Novel Cardiac Microimpedance Measurement Strategies

Dr. Andrew E. Pollard
University of Alabama Birmingham
Monday, September 19
4:00 - 5:00 pm
SEH Lehman Auditorium, 2000B



Gap junction uncoupling and interstitial fibrosis are commonly identified contributors to cardiac arrhythmia initiation and maintenance. Uncoupling slows conduction velocity and promotes dispersion of repolarization. Fibrosis limits lateral myocyte connectivity, which promotes nonuniform action potential propagation. While it is presumed that these changes occur because the intracellular and interstitial electrical impedances on the size scale of individual myocytes, i.e., the cardiac microimpedances are altered, direct measurements to confirm this presumption, are limited. Traditional approaches to making such measurements require multiple transmembrane potential recordings in close proximity to a stimulating electrode, which is technically challenging in heart preparations because vigorous contractions complicate controlled microelectrode impalements. We have developed an approach that allows directional intracellular and interstitial microimpedance measurements to be obtained without any intracellular access required. The approach involves stimulation and recording in 4-electrode configurations with individual electrodes sufficiently close to confine the supplied current to the interstitium. With increasing stimulation frequency, supplied current then redistributes to the intracellular compartment.

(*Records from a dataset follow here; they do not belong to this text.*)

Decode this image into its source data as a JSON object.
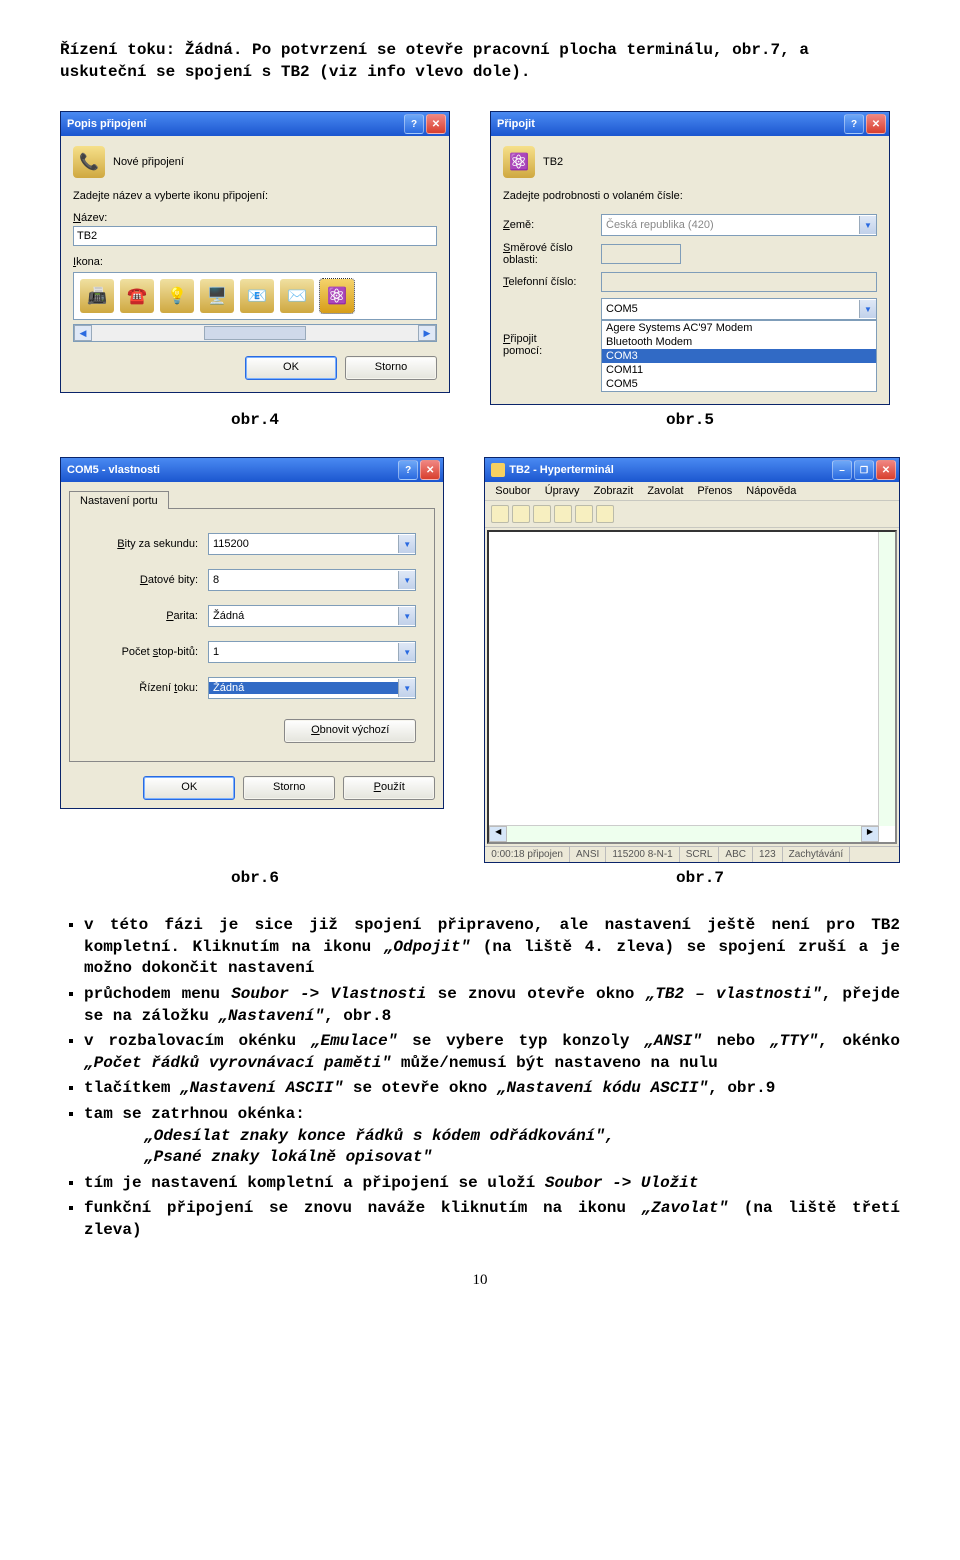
{
  "intro": {
    "label": "Řízení toku:",
    "value": "Žádná.",
    "rest": " Po potvrzení se otevře pracovní plocha terminálu, obr.7, a uskuteční se spojení s TB2 (viz info vlevo dole)."
  },
  "dlg4": {
    "title": "Popis připojení",
    "header": "Nové připojení",
    "prompt": "Zadejte název a vyberte ikonu připojení:",
    "name_label": "Název:",
    "name_value": "TB2",
    "icon_label": "Ikona:",
    "ok": "OK",
    "cancel": "Storno"
  },
  "dlg5": {
    "title": "Připojit",
    "conn_name": "TB2",
    "prompt": "Zadejte podrobnosti o volaném čísle:",
    "country_label": "Země:",
    "country_value": "Česká republika (420)",
    "area_label": "Směrové číslo oblasti:",
    "phone_label": "Telefonní číslo:",
    "connect_label": "Připojit pomocí:",
    "connect_value": "COM5",
    "options": [
      "Agere Systems AC'97 Modem",
      "Bluetooth Modem",
      "COM3",
      "COM11",
      "COM5"
    ]
  },
  "dlg6": {
    "title": "COM5 - vlastnosti",
    "tab": "Nastavení portu",
    "bits_label": "Bity za sekundu:",
    "bits": "115200",
    "data_label": "Datové bity:",
    "data": "8",
    "parity_label": "Parita:",
    "parity": "Žádná",
    "stop_label": "Počet stop-bitů:",
    "stop": "1",
    "flow_label": "Řízení toku:",
    "flow": "Žádná",
    "restore": "Obnovit výchozí",
    "ok": "OK",
    "cancel": "Storno",
    "apply": "Použít"
  },
  "dlg7": {
    "title": "TB2 - Hyperterminál",
    "menu": [
      "Soubor",
      "Úpravy",
      "Zobrazit",
      "Zavolat",
      "Přenos",
      "Nápověda"
    ],
    "status": [
      "0:00:18 připojen",
      "ANSI",
      "115200 8-N-1",
      "SCRL",
      "ABC",
      "123",
      "Zachytávání"
    ]
  },
  "captions": {
    "c4": "obr.4",
    "c5": "obr.5",
    "c6": "obr.6",
    "c7": "obr.7"
  },
  "bullets": {
    "b1a": "v této fázi je sice již spojení připraveno, ale nastavení ještě není pro TB2 kompletní. Kliknutím na ikonu ",
    "b1b": "„Odpojit\"",
    "b1c": " (na liště 4. zleva) se spojení zruší a je možno dokončit nastavení",
    "b2a": "průchodem menu ",
    "b2b": "Soubor -> Vlastnosti",
    "b2c": " se znovu otevře okno ",
    "b2d": "„TB2 – vlastnosti\"",
    "b2e": ", přejde se na záložku ",
    "b2f": "„Nastavení\"",
    "b2g": ", obr.8",
    "b3a": "v rozbalovacím okénku ",
    "b3b": "„Emulace\"",
    "b3c": " se vybere typ konzoly ",
    "b3d": "„ANSI\"",
    "b3e": " nebo ",
    "b3f": "„TTY\"",
    "b3g": ", okénko ",
    "b3h": "„Počet řádků vyrovnávací paměti\"",
    "b3i": " může/nemusí být nastaveno na nulu",
    "b4a": "tlačítkem ",
    "b4b": "„Nastavení ASCII\"",
    "b4c": " se otevře okno ",
    "b4d": "„Nastavení kódu ASCII\"",
    "b4e": ", obr.9",
    "b5": "tam se zatrhnou okénka:",
    "b5s1": "„Odesílat znaky konce řádků s kódem odřádkování\",",
    "b5s2": "„Psané znaky lokálně opisovat\"",
    "b6a": "tím je nastavení kompletní a připojení se uloží ",
    "b6b": "Soubor -> Uložit",
    "b7a": "funkční připojení se znovu naváže kliknutím na ikonu ",
    "b7b": "„Zavolat\"",
    "b7c": " (na liště třetí zleva)"
  },
  "pagenum": "10"
}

Implementation involves integrated use of specialized electrode systems to achieve the necessary precision for stimulation and recording and detailed computer modeling with structural frameworks specific to the type of tissue preparation under study for interpretation of recordings.



Andrew E. Pollard received the B.S., M.S., and Ph.D. degrees in Biomedical Engineering from Duke University, Durham, NC in 1983, 1985 and 1988, respectively. He is a Professor of Biomedical Engineering at the University of Alabama at Birmingham and a member of the Cardiac Rhythm Management Laboratory. Dr. Pollard's primary research interests are in the study of cardiac arrhythmias, with particular emphasis on numerical modeling and experimental mapping.